Hard times transforming landlord and tenant relationships
Wednesday 12th of October 2016
Tpas consultancy manager, Kate Newbolt shares her thoughts on the tough challenge tenants and landlords are going through right now.
As one of the Tpas tenant engagement experts I get around a bit in fact I’m hardly ever in the office!
Times are tough and that’s not breaking news, in social housing landlords are finding themselves stretched to the brink managing on less income whilst they are also forced to step up delivery of advice and support to help keep residents in quality homes and financially afloat. What is really interesting is the transformation of relationships taking place and the clear quality of joint tenant-landlord focus out there. Who could have predicted the level of effort, determination and focus on, identifying households in need, impacts for the most vulnerable and the drive to invest in communities through health and well-being, employability initiatives and priority-led local intervention partnerships?
I am really struck by the seriousness of discussions currently taking place for example, in Rotherham a few weeks ago I was party to an informal discussion between staff, tenant volunteers and young residents about the need to keep youth homeless schemes going whilst also making sure that these young residents get the encouragement and support they need to establish better futures. Real and practical ideas for partnerships were coming forward from residents with positive responses from staff and even the Lead Member for Housing Cllr. Dominic Beck. This is not a solitary example, through Tpas member Regional Forums we are seeing a significant increase in attendance of tenants and landlord officers getting together to share experiences, ideas and solutions.

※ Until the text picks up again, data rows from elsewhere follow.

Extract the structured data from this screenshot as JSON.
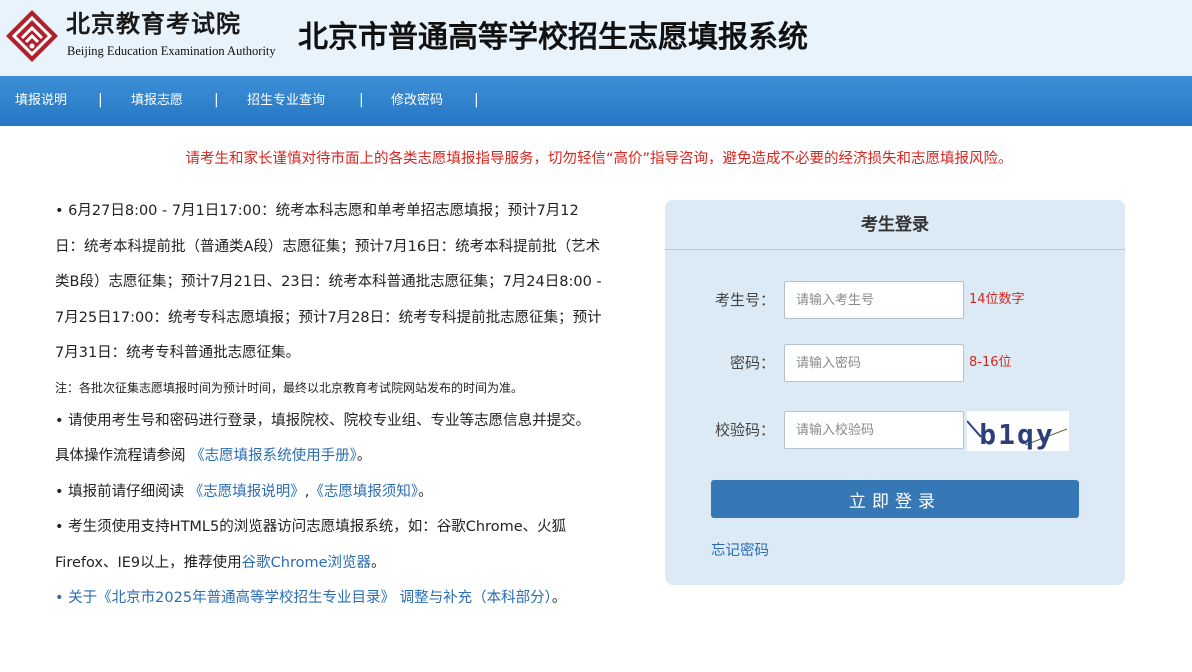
{
  "header": {
    "org_name_cn": "北京教育考试院",
    "org_name_en": "Beijing Education Examination Authority",
    "system_title": "北京市普通高等学校招生志愿填报系统",
    "logo_icon": "beijing-education-exam-logo-icon",
    "logo_color": "#b0212e"
  },
  "nav": {
    "items": [
      {
        "label": "填报说明"
      },
      {
        "label": "填报志愿"
      },
      {
        "label": "招生专业查询"
      },
      {
        "label": "修改密码"
      }
    ],
    "separator": "|",
    "background": "#2a7dc9"
  },
  "warning": "请考生和家长谨慎对待市面上的各类志愿填报指导服务，切勿轻信“高价”指导咨询，避免造成不必要的经济损失和志愿填报风险。",
  "notes": {
    "schedule": "• 6月27日8:00 - 7月1日17:00：统考本科志愿和单考单招志愿填报；预计7月12日：统考本科提前批（普通类A段）志愿征集；预计7月16日：统考本科提前批（艺术类B段）志愿征集；预计7月21日、23日：统考本科普通批志愿征集；7月24日8:00 - 7月25日17:00：统考专科志愿填报；预计7月28日：统考专科提前批志愿征集；预计7月31日：统考专科普通批志愿征集。",
    "note": "注：各批次征集志愿填报时间为预计时间，最终以北京教育考试院网站发布的时间为准。",
    "login_instruction_prefix": "• 请使用考生号和密码进行登录，填报院校、院校专业组、专业等志愿信息并提交。 具体操作流程请参阅 ",
    "manual_link": "《志愿填报系统使用手册》",
    "login_instruction_suffix": "。",
    "read_prefix": "• 填报前请仔细阅读 ",
    "read_link1": "《志愿填报说明》",
    "read_comma": ",",
    "read_link2": "《志愿填报须知》",
    "read_suffix": "。",
    "browser_prefix": "• 考生须使用支持HTML5的浏览器访问志愿填报系统，如：谷歌Chrome、火狐Firefox、IE9以上，推荐使用",
    "browser_link": "谷歌Chrome浏览器",
    "browser_suffix": "。",
    "catalog_link": "• 关于《北京市2025年普通高等学校招生专业目录》 调整与补充（本科部分）",
    "catalog_suffix": "。"
  },
  "login": {
    "title": "考生登录",
    "exam_id_label": "考生号：",
    "exam_id_placeholder": "请输入考生号",
    "exam_id_hint": "14位数字",
    "password_label": "密码：",
    "password_placeholder": "请输入密码",
    "password_hint": "8-16位",
    "captcha_label": "校验码：",
    "captcha_placeholder": "请输入校验码",
    "captcha_text": "b1qy",
    "submit_label": "立即登录",
    "forgot_label": "忘记密码"
  }
}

Strangely I still hear people saying “it’s so hard to get people involved”, this may be true to some extent but it certainly isn’t impossible. It is changing, it is different and the motivations for participation and engagement are developing around priorities to achieve more for less, secure futures for existing and growing communities. Practical methods are also changing to accommodate those who are time pressured through digital engagement and alternative options for influence offering recognition of engagement input and landlord validation of efforts. Some are improving their own life chances through their engagement whilst others are skilling up to step up their volunteering to benefit others or their future studies.

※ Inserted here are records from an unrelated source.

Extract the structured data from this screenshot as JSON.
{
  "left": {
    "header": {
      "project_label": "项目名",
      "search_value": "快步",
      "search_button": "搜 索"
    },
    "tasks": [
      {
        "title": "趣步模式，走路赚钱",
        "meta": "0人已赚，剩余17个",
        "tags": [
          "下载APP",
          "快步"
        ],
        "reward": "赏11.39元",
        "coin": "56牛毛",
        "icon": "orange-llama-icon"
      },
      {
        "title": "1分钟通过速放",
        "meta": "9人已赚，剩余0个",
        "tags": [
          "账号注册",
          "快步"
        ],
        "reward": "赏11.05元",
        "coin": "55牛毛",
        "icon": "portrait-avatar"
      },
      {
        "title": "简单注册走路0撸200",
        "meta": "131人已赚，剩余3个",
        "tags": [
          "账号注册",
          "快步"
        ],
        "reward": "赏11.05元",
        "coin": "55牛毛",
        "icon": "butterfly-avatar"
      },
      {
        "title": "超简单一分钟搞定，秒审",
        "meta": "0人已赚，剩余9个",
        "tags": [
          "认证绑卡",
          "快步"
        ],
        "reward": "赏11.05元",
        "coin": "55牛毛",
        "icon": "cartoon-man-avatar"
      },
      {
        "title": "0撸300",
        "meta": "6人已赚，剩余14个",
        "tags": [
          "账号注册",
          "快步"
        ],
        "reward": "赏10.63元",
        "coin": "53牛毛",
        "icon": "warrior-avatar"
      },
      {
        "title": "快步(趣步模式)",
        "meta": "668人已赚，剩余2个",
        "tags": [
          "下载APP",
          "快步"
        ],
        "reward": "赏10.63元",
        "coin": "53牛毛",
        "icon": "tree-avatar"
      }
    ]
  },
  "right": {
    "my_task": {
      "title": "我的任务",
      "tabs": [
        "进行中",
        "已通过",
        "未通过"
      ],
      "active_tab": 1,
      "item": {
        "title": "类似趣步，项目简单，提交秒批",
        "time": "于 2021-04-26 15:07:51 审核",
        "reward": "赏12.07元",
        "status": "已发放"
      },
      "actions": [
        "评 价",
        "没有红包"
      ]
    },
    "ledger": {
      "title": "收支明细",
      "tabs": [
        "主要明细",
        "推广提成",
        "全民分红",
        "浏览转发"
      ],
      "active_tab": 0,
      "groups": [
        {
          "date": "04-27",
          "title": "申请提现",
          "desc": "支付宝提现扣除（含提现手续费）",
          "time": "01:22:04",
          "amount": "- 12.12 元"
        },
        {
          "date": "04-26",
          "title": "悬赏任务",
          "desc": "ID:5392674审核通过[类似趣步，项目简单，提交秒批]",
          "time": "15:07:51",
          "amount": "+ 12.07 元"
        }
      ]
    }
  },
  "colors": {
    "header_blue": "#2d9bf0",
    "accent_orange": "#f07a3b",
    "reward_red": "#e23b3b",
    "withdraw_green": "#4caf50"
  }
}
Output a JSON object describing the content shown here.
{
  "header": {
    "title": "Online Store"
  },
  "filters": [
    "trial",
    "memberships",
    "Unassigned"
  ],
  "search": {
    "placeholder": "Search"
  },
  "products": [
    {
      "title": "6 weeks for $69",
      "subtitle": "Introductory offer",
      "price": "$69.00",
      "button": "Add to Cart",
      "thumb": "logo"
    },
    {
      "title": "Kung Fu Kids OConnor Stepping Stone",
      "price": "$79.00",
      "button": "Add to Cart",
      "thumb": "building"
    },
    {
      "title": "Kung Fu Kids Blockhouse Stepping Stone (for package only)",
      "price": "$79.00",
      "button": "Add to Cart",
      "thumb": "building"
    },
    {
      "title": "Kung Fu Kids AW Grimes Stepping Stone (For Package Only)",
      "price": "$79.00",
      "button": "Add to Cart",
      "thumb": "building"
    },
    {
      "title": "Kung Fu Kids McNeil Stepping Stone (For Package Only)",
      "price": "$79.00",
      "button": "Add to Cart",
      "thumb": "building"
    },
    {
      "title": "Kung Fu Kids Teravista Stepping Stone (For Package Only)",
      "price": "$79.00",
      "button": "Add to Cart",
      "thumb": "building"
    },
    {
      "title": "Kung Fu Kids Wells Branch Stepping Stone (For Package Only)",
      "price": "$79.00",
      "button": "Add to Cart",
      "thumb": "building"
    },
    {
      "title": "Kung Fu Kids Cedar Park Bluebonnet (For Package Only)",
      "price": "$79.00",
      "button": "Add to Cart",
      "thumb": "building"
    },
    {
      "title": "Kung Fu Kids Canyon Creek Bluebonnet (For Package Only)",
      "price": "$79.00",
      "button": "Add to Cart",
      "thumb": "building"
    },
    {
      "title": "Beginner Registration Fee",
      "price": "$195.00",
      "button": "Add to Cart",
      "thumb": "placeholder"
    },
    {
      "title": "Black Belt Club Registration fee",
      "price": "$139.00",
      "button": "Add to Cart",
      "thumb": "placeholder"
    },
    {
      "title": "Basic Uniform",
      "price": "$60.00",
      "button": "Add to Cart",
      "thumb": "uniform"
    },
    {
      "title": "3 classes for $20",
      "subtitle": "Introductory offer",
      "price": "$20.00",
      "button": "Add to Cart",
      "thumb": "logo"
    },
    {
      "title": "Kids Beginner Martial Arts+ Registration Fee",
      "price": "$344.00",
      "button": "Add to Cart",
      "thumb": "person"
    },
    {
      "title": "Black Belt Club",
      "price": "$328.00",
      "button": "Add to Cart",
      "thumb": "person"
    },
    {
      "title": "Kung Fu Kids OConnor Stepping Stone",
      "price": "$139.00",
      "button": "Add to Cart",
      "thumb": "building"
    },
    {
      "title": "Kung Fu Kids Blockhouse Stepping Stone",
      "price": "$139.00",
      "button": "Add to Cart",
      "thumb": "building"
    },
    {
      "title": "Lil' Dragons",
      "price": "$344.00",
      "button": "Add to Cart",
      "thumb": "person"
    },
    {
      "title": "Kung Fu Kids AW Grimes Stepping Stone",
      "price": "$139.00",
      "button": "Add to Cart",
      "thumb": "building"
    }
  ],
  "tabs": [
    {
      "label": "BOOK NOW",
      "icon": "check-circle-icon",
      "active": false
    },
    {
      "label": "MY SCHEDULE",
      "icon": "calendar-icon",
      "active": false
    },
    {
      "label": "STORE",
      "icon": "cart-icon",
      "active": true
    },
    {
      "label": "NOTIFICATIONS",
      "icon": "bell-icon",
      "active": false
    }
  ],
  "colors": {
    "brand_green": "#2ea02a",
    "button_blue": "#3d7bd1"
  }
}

Enthusiasm coming from landlord leadership is growing stronger, benefits align more closely to examples of mutual benefit, real impact, better social value return on investment and improvements in the value for money of service delivery.
From Braintree through Peterborough to Rotherham I am seeing tenant and landlord relationships rapidly growing stronger. We are in tough times but we are seeing some positive outcomes achieved quite simply as a result of landlords and tenants working better together, with stronger focus and collaboration, it’s not all bad news thankfully.